She is walking...make that running...everywhere she goes. She can climb stairs, and t r i e s to climb onto anything she can reach including chairs, end tables, our ottoman, and Michael's toys. She loves to dance (no music required)
Words she can use: Daddy (her favorite word!) Momma (only heard when she is hurt) Bruh (brother) Nanna PaPa Gat (cat) Hi! Hey da (hey there) Bye umm (yum)
Other communication: Waves bye Gives kisses Makes "funny face" Raises hands for "Praise the Lord!" Hands over ears for Peek-a-Boo (??) Plays "where's Katie?" (all the time!!!) Signs for more, and no more
She is eating most all pureed table foods now, and is transitioning to whole milk in a bottle.
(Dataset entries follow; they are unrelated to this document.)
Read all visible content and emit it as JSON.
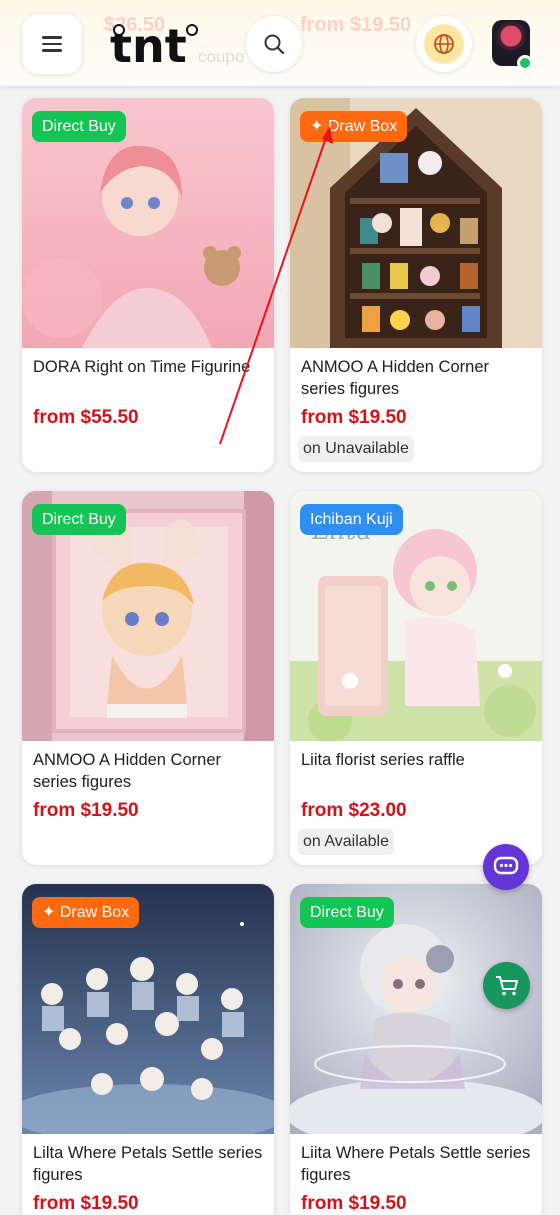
{
  "header": {
    "ghost_price_left": "$26.50",
    "ghost_price_right": "from $19.50",
    "ghost_text": "coupo",
    "logo_text": "tnt",
    "icons": {
      "menu": "hamburger-menu-icon",
      "search": "search-icon",
      "language": "globe-icon",
      "account": "user-avatar"
    }
  },
  "products": [
    {
      "badge": "Direct Buy",
      "badge_color": "#14c455",
      "title": "DORA Right on Time Figurine",
      "price": "from $55.50",
      "availability": ""
    },
    {
      "badge": "✦ Draw Box",
      "badge_color": "#ff6a10",
      "title": "ANMOO A Hidden Corner series figures",
      "price": "from $19.50",
      "availability": "on Unavailable"
    },
    {
      "badge": "Direct Buy",
      "badge_color": "#14c455",
      "title": "ANMOO A Hidden Corner series figures",
      "price": "from $19.50",
      "availability": ""
    },
    {
      "badge": "Ichiban Kuji",
      "badge_color": "#2e8ff0",
      "title": "Liita florist series raffle",
      "price": "from $23.00",
      "availability": "on Available"
    },
    {
      "badge": "✦ Draw Box",
      "badge_color": "#ff6a10",
      "title": "Lilta Where Petals Settle series figures",
      "price": "from $19.50",
      "availability": ""
    },
    {
      "badge": "Direct Buy",
      "badge_color": "#14c455",
      "title": "Liita Where Petals Settle series figures",
      "price": "from $19.50",
      "availability": ""
    }
  ],
  "fabs": {
    "chat": "chat-bubble-icon",
    "cart": "shopping-cart-icon"
  },
  "colors": {
    "price": "#d4121a",
    "direct_buy": "#14c455",
    "draw_box": "#ff6a10",
    "ichiban_kuji": "#2e8ff0",
    "chat_fab": "#6335d6",
    "cart_fab": "#17965e",
    "annotation_arrow": "#e8141c"
  }
}
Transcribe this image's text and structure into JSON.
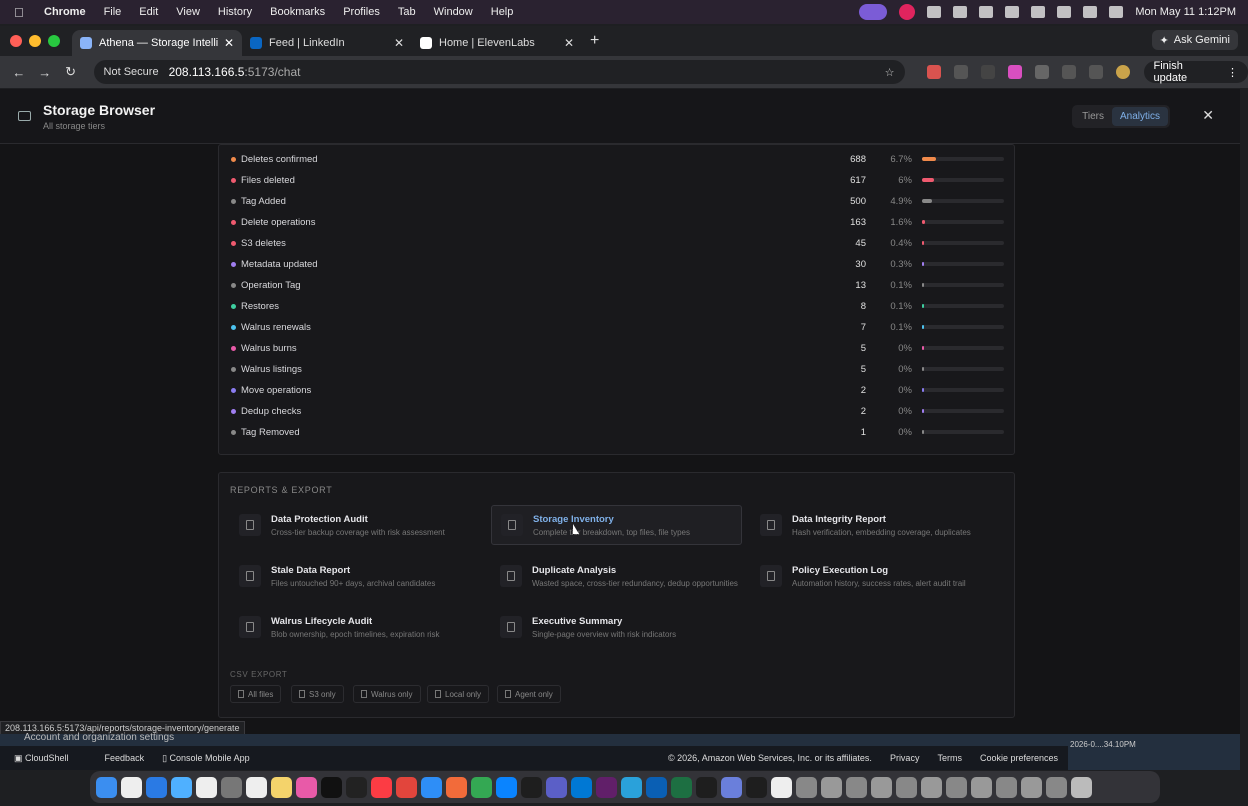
{
  "menubar": {
    "app": "Chrome",
    "items": [
      "File",
      "Edit",
      "View",
      "History",
      "Bookmarks",
      "Profiles",
      "Tab",
      "Window",
      "Help"
    ],
    "clock": "Mon May 11  1:12PM"
  },
  "tabs": [
    {
      "title": "Athena — Storage Intelligence",
      "favicon_color": "#8ab4f8",
      "close": "✕"
    },
    {
      "title": "Feed | LinkedIn",
      "favicon_color": "#0a66c2",
      "close": "✕"
    },
    {
      "title": "Home | ElevenLabs",
      "favicon_color": "#ffffff",
      "close": "✕"
    }
  ],
  "gemini_label": "Ask Gemini",
  "address": {
    "security": "Not Secure",
    "host": "208.113.166.5",
    "path": ":5173/chat",
    "update_label": "Finish update"
  },
  "page": {
    "title": "Storage Browser",
    "subtitle": "All storage tiers",
    "segments": [
      "Tiers",
      "Analytics"
    ],
    "active_segment": "Analytics"
  },
  "activity": [
    {
      "label": "Deletes confirmed",
      "count": "688",
      "pct": "6.7%",
      "fraction": 0.167,
      "color": "#f08a4b"
    },
    {
      "label": "Files deleted",
      "count": "617",
      "pct": "6%",
      "fraction": 0.15,
      "color": "#ef5a6f"
    },
    {
      "label": "Tag Added",
      "count": "500",
      "pct": "4.9%",
      "fraction": 0.12,
      "color": "#888888"
    },
    {
      "label": "Delete operations",
      "count": "163",
      "pct": "1.6%",
      "fraction": 0.04,
      "color": "#ef5a6f"
    },
    {
      "label": "S3 deletes",
      "count": "45",
      "pct": "0.4%",
      "fraction": 0.012,
      "color": "#ef5a6f"
    },
    {
      "label": "Metadata updated",
      "count": "30",
      "pct": "0.3%",
      "fraction": 0.008,
      "color": "#a07ef0"
    },
    {
      "label": "Operation Tag",
      "count": "13",
      "pct": "0.1%",
      "fraction": 0.004,
      "color": "#888888"
    },
    {
      "label": "Restores",
      "count": "8",
      "pct": "0.1%",
      "fraction": 0.003,
      "color": "#3ecfa0"
    },
    {
      "label": "Walrus renewals",
      "count": "7",
      "pct": "0.1%",
      "fraction": 0.003,
      "color": "#4cc3f0"
    },
    {
      "label": "Walrus burns",
      "count": "5",
      "pct": "0%",
      "fraction": 0.002,
      "color": "#e85aa8"
    },
    {
      "label": "Walrus listings",
      "count": "5",
      "pct": "0%",
      "fraction": 0.002,
      "color": "#888888"
    },
    {
      "label": "Move operations",
      "count": "2",
      "pct": "0%",
      "fraction": 0.001,
      "color": "#8a7cf0"
    },
    {
      "label": "Dedup checks",
      "count": "2",
      "pct": "0%",
      "fraction": 0.001,
      "color": "#a07ef0"
    },
    {
      "label": "Tag Removed",
      "count": "1",
      "pct": "0%",
      "fraction": 0.0005,
      "color": "#888888"
    }
  ],
  "reports": {
    "heading": "REPORTS & EXPORT",
    "items": [
      {
        "name": "Data Protection Audit",
        "desc": "Cross-tier backup coverage with risk assessment"
      },
      {
        "name": "Storage Inventory",
        "desc": "Complete tier breakdown, top files, file types"
      },
      {
        "name": "Data Integrity Report",
        "desc": "Hash verification, embedding coverage, duplicates"
      },
      {
        "name": "Stale Data Report",
        "desc": "Files untouched 90+ days, archival candidates"
      },
      {
        "name": "Duplicate Analysis",
        "desc": "Wasted space, cross-tier redundancy, dedup opportunities"
      },
      {
        "name": "Policy Execution Log",
        "desc": "Automation history, success rates, alert audit trail"
      },
      {
        "name": "Walrus Lifecycle Audit",
        "desc": "Blob ownership, epoch timelines, expiration risk"
      },
      {
        "name": "Executive Summary",
        "desc": "Single-page overview with risk indicators"
      }
    ],
    "csv_heading": "CSV EXPORT",
    "csv": [
      "All files",
      "S3 only",
      "Walrus only",
      "Local only",
      "Agent only"
    ]
  },
  "status_url": "208.113.166.5:5173/api/reports/storage-inventory/generate",
  "aws": {
    "account": "Account and organization settings",
    "cloudshell": "CloudShell",
    "feedback": "Feedback",
    "console_app": "Console Mobile App",
    "copyright": "© 2026, Amazon Web Services, Inc. or its affiliates.",
    "privacy": "Privacy",
    "terms": "Terms",
    "cookies": "Cookie preferences",
    "screenshot": "2026-0....34.10PM"
  }
}
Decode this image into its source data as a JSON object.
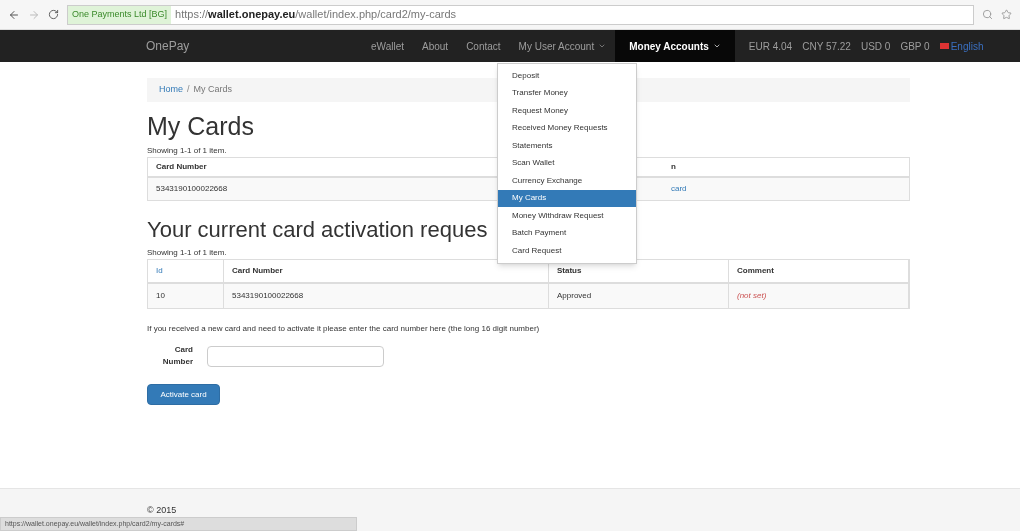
{
  "browser": {
    "security_label": "One Payments Ltd [BG]",
    "url_scheme": "https://",
    "url_host": "wallet.onepay.eu",
    "url_path": "/wallet/index.php/card2/my-cards"
  },
  "navbar": {
    "brand": "OnePay",
    "items": [
      {
        "label": "eWallet",
        "dropdown": false,
        "selected": false
      },
      {
        "label": "About",
        "dropdown": false,
        "selected": false
      },
      {
        "label": "Contact",
        "dropdown": false,
        "selected": false
      },
      {
        "label": "My User Account",
        "dropdown": true,
        "selected": false
      },
      {
        "label": "Money Accounts",
        "dropdown": true,
        "selected": true
      }
    ],
    "balances": [
      "EUR 4.04",
      "CNY 57.22",
      "USD 0",
      "GBP 0"
    ],
    "language": "English"
  },
  "menu": [
    {
      "label": "Deposit",
      "selected": false
    },
    {
      "label": "Transfer Money",
      "selected": false
    },
    {
      "label": "Request Money",
      "selected": false
    },
    {
      "label": "Received Money Requests",
      "selected": false
    },
    {
      "label": "Statements",
      "selected": false
    },
    {
      "label": "Scan Wallet",
      "selected": false
    },
    {
      "label": "Currency Exchange",
      "selected": false
    },
    {
      "label": "My Cards",
      "selected": true
    },
    {
      "label": "Money Withdraw Request",
      "selected": false
    },
    {
      "label": "Batch Payment",
      "selected": false
    },
    {
      "label": "Card Request",
      "selected": false
    }
  ],
  "breadcrumb": [
    "Home",
    "/",
    "My Cards"
  ],
  "cards": {
    "title": "My Cards",
    "summary": "Showing 1-1 of 1 item.",
    "columns": [
      "Card Number",
      "n"
    ],
    "rows": [
      [
        "5343190100022668",
        "card"
      ]
    ]
  },
  "requests": {
    "title": "Your current card activation reques",
    "summary": "Showing 1-1 of 1 item.",
    "columns": [
      "Id",
      "Card Number",
      "Status",
      "Comment"
    ],
    "rows": [
      [
        "10",
        "5343190100022668",
        "Approved",
        "(not set)"
      ]
    ]
  },
  "activation": {
    "hint": "If you received a new card and need to activate it please enter the card number here (the long 16 digit number)",
    "field_label": "Card Number",
    "button": "Activate card"
  },
  "footer": "© 2015",
  "status_url": "https://wallet.onepay.eu/wallet/index.php/card2/my-cards#"
}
She hates a sippy cup and will fling them across the room! She may end up going straight to a regular cup because she loves to try to drink out of them (messy!) and walk around holding an empty one and pretending to drink. Also, she definitely has a sweet tooth!
Speaking of teeth, she has 6; 4 on top and 2 on the bottom.
Random facts: favorite toy--anything Michael is playing with or anything that has previously been taken away :) dislikes--having socks on, baby gates, grass
We are Andy, Beth, Michael, and Katie Cole. We started blogging in the spring of 2009 as we dealt with the life-threatening birth defect of our daughter, who had a Congenital Diaphragmatic Hernia. But now she is now a happy and healthy one year old and we want to share more of our life than just "Katie's Story." We emerged from this most difficult time with a stronger marriage, a stronger family, and a stronger faith. Please join us as we live our thankful life!
A congenital diaphragmatic hernia, or CDH, is a birth defect that occurs in approximately 1 in 2500 live births. Half of those babies will NOT survive. Babies with CDH have a diaphram that was not formed correctly and this hole allows the abdominal structures such as the liver, spleen, and intestines to migrate up into the chest cavity. Because this usually happens so early in gestation (usually at 8-12 weeks), it interferes with the normal growth of the heart and lungs. Most of the time the lung on the affected side ends up being only a fraction of a normal sized lung at birth. This doesn't usually cause problems until the baby is born when they need those lungs to breath air for the first time! At birth, this is a life-threatening emergency that will require surgery to repair as soon as the baby is stable enough. Following surgery, there is most often a long, slooooowww recovery process.